Mortgage lending jumped 16% to €5.1bn in year to February
Increase accelerated to 18% in February, Central Bank data shows
Variable buy-to-let mortgage rates for new drawdowns declined by 0.2 per cent over the 12 months to 2017 to stand at 4.71 per cent. Photograph: iStockPhoto
New mortgages worth €5.1 billion were signed in the 12 months to the end of February, marking a 16 per cent increase on the same period a year earlier.
The latest figures from the Central Bank show €369 million of those new agreements were signed in February this year. That represents an increase of 18 per cent on the same month last year when €312 million worth of new mortgage agreements were made.
In November last year the Central Bank announced a relaxation of mortgage-lending rules for first-time buyers which was followed by a 42 per cent increase in the number of people who obtained mortgage approval in February, according to the Banking and Payments Federation.
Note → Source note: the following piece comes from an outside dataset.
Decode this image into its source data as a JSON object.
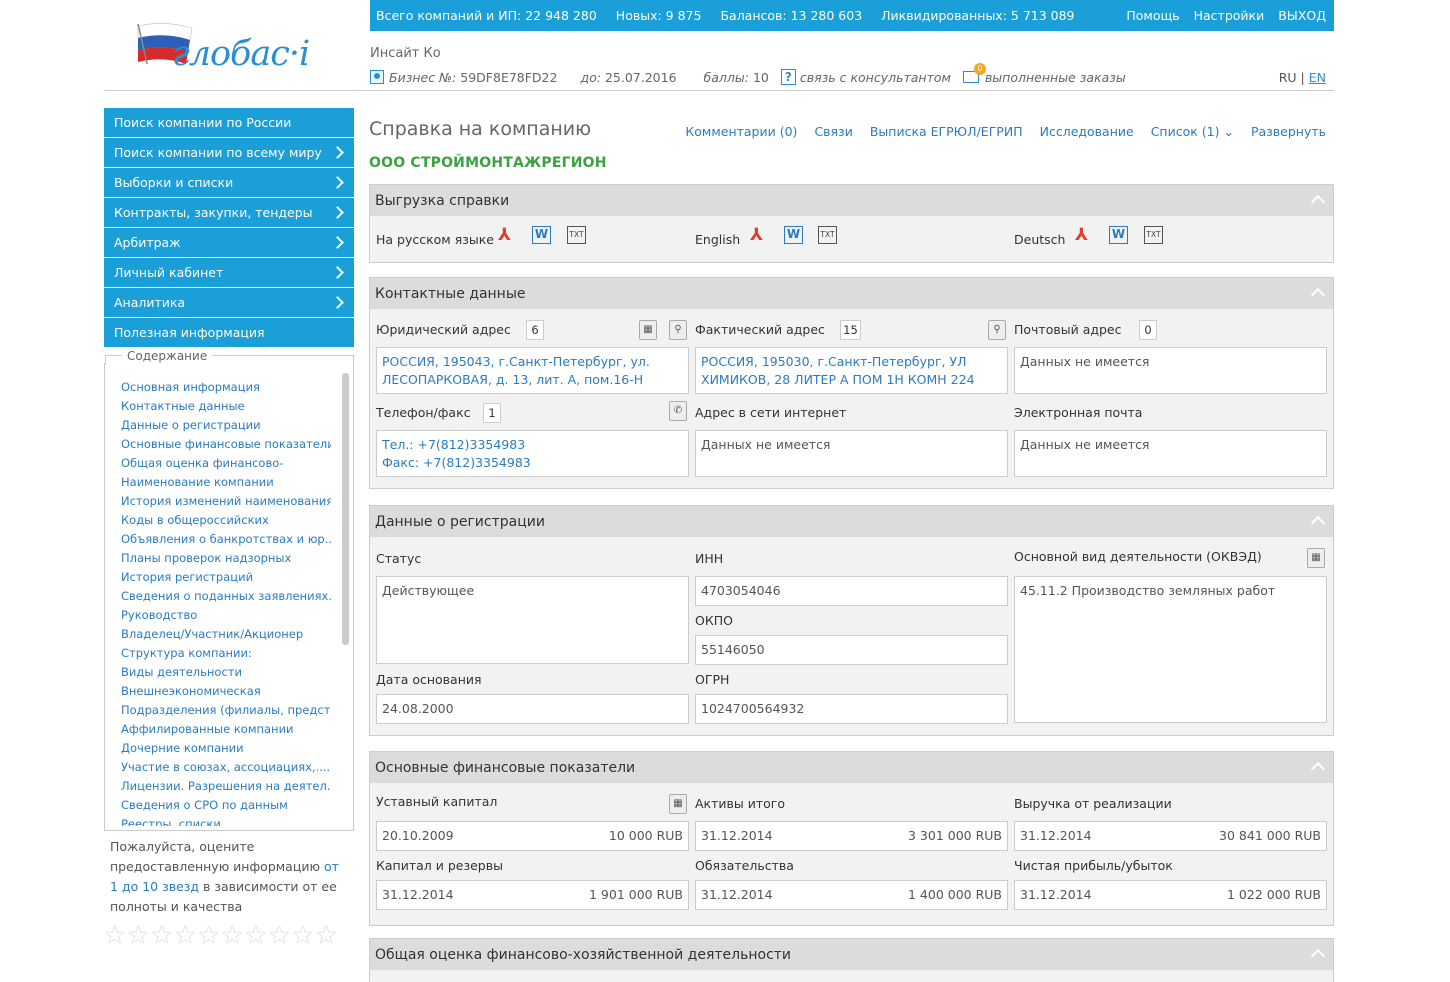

The new rules removed the €220,000 cap on mortgage lending for first-time buyers with a deposit of 10 per cent.
The weighted average interest rate on new mortgage agreements in the Republic stood at 3.38 per cent, higher than the equivalent euro-area rate of 1.80 per cent.
Standard variable-rate mortgages saw the most pronounced fall in principal dwelling home (PDH) mortgage rates, dropping by 35 basis points to 3.40 per cent. While the share of fixed-rate PDH mortgages in new drawdowns fell over 2016, they still accounted for about 40 per cent of all new PDH mortgages.
Variable buy-to-let (BTL) mortgage rates for new drawdowns fell by 0.2 per cent over the 12 months to 2017 to 4.71 per cent. The Central Bank found that the majority of BTL lending is at variable rates, accounting for 90 per cent of new drawdowns in the final quarter of 2016.
Renegotiated mortgages amounted to €419 million in February, with variable-rate products accounting for the majority of renegotiations. In February 2017, the weighted average interest rate for renegotiated mortgages was 3.01 per cent, down from 3.2 per cent in February 2016.